Chapter 9
Surely there never was, in any other borough, city, or hamlet in the world, such a
singular sort of a place as Todgers's. And surely London, to judge from that part
of it which hemmed Todgers's round and hustled it, and crushed it, and stuck its
brick-and-mortar elbows into it, and kept the air from it, and stood perpetually
between it and the light, was worthy of Todgers's, and qualified to be on terms of
close relationship and alliance with hundreds and thousands of the odd family to
which Todgers's belonged.
You couldn't walk about Todgers's neighbourhood, as you could in any other
neighbourhood. You groped your way for an hour through lanes and byways, and
court-yards, and passages; and you never once emerged upon anything that
might be reasonably called a street. A kind of resigned distraction came over the
stranger as he trod those devious mazes, and, giving himself up for lost, went in
and out and round about and quietly turned back again when he came to a dead
wall or was stopped by an iron railing, and felt that the means of escape might
possibly present themselves in their own good time, but that to anticipate them
was hopeless. Instances were known of people who, being asked to dine at
Todgers's, had travelled round and round for a weary time, with its very chimney-
pots in view; and finding it, at last, impossible of attainment, had gone home
again with a gentle melancholy on their spirits, tranquil and uncomplaining.
Nobody had ever found Todgers's on a verbal direction, though given within a
few minutes' walk of it. Cautious emigrants from Scotland or the North of England
had been known to reach it safely, by impressing a charity-boy, town-bred, and
bringing him along with them; or by clinging tenaciously to the postman; but
these were rare exceptions, and only went to prove the rule that Todgers's was in
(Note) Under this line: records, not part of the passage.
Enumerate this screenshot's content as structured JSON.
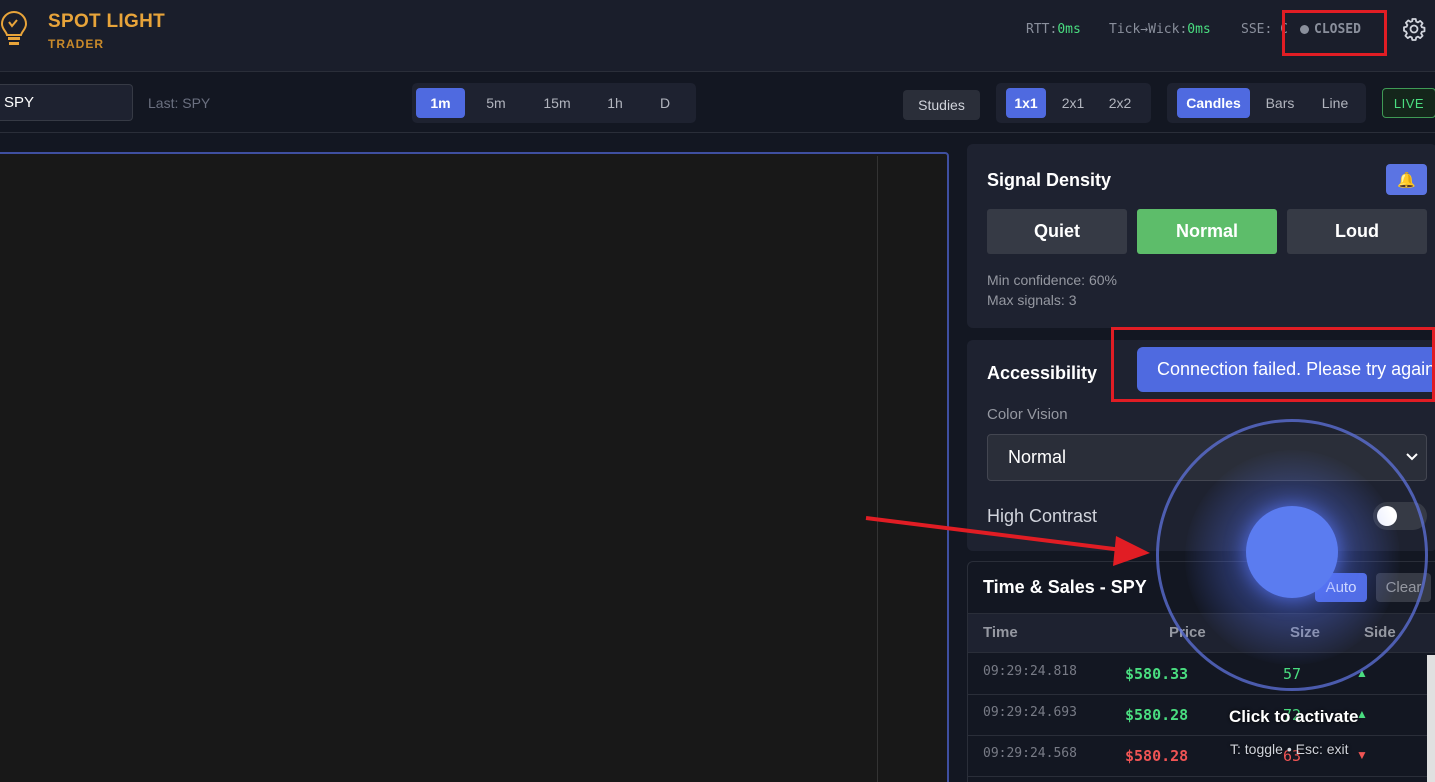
{
  "header": {
    "app_title": "SPOT LIGHT",
    "app_subtitle": "TRADER",
    "rtt_label": "RTT:",
    "rtt_value": "0ms",
    "tick_label": "Tick→Wick:",
    "tick_value": "0ms",
    "sse_label": "SSE:",
    "sse_value": "C",
    "connection_status": "CLOSED"
  },
  "toolbar": {
    "symbol_value": "SPY",
    "last_symbol": "Last: SPY",
    "timeframes": [
      "1m",
      "5m",
      "15m",
      "1h",
      "D"
    ],
    "active_timeframe": "1m",
    "studies_label": "Studies",
    "layouts": [
      "1x1",
      "2x1",
      "2x2"
    ],
    "active_layout": "1x1",
    "chart_types": [
      "Candles",
      "Bars",
      "Line"
    ],
    "active_chart_type": "Candles",
    "live_label": "LIVE"
  },
  "signal_density": {
    "title": "Signal Density",
    "bell_icon": "🔔",
    "options": [
      "Quiet",
      "Normal",
      "Loud"
    ],
    "active": "Normal",
    "min_confidence": "Min confidence: 60%",
    "max_signals": "Max signals: 3"
  },
  "accessibility": {
    "title": "Accessibility",
    "color_vision_label": "Color Vision",
    "color_vision_value": "Normal",
    "high_contrast_label": "High Contrast",
    "high_contrast_on": false
  },
  "toast": {
    "message": "Connection failed. Please try again."
  },
  "time_sales": {
    "title": "Time & Sales - SPY",
    "auto_label": "Auto",
    "clear_label": "Clear",
    "columns": [
      "Time",
      "Price",
      "Size",
      "Side"
    ],
    "rows": [
      {
        "time": "09:29:24.818",
        "price": "$580.33",
        "size": "57",
        "side": "▲",
        "dir": "up"
      },
      {
        "time": "09:29:24.693",
        "price": "$580.28",
        "size": "72",
        "side": "▲",
        "dir": "up"
      },
      {
        "time": "09:29:24.568",
        "price": "$580.28",
        "size": "63",
        "side": "▼",
        "dir": "down"
      }
    ]
  },
  "spotlight": {
    "click_label": "Click to activate",
    "hint": "T: toggle • Esc: exit"
  },
  "colors": {
    "accent": "#4f6ae0",
    "gold": "#e8a43a",
    "buy": "#4ade80",
    "sell": "#f05454",
    "annotation_red": "#e11d24"
  }
}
a labyrinth, whereof the mystery was known but to a chosen few.
Several fruit-brokers had their marts near Todgers's; and one of the first
impressions wrought upon the stranger's senses was of oranges --of damaged
oranges--with blue and green bruises on them, festering in boxes, or mouldering
away in cellars. All day long, a stream of porters from the wharves beside the
river, each bearing on his back a bursting chest of oranges, poured slowly
through the narrow passages; while underneath the archway by the public-
house, the knots of those who rested and regaled within, were piled from
morning until night. Strange solitary pumps were found near Todgers's hiding
themselves for the most part in blind alleys, and keeping company with fire-
ladders. There were churches also by dozens, with many a ghostly little
churchyard, all overgrown with such straggling vegetation as springs up
spontaneously from damp, and graves, and rubbish. In some of these dingy
resting-places which bore much the same analogy to green churchyards, as the
pots of earth for mignonette and wall-flower in the windows overlooking them did
to rustic gardens, there were trees; tall trees; still putting forth their leaves in each
succeeding year, with such a languishing remembrance of their kind (so one
might fancy, looking on their sickly boughs) as birds in cages have of theirs.
Here, paralysed old watchmen guarded the bodies of the dead at night, year after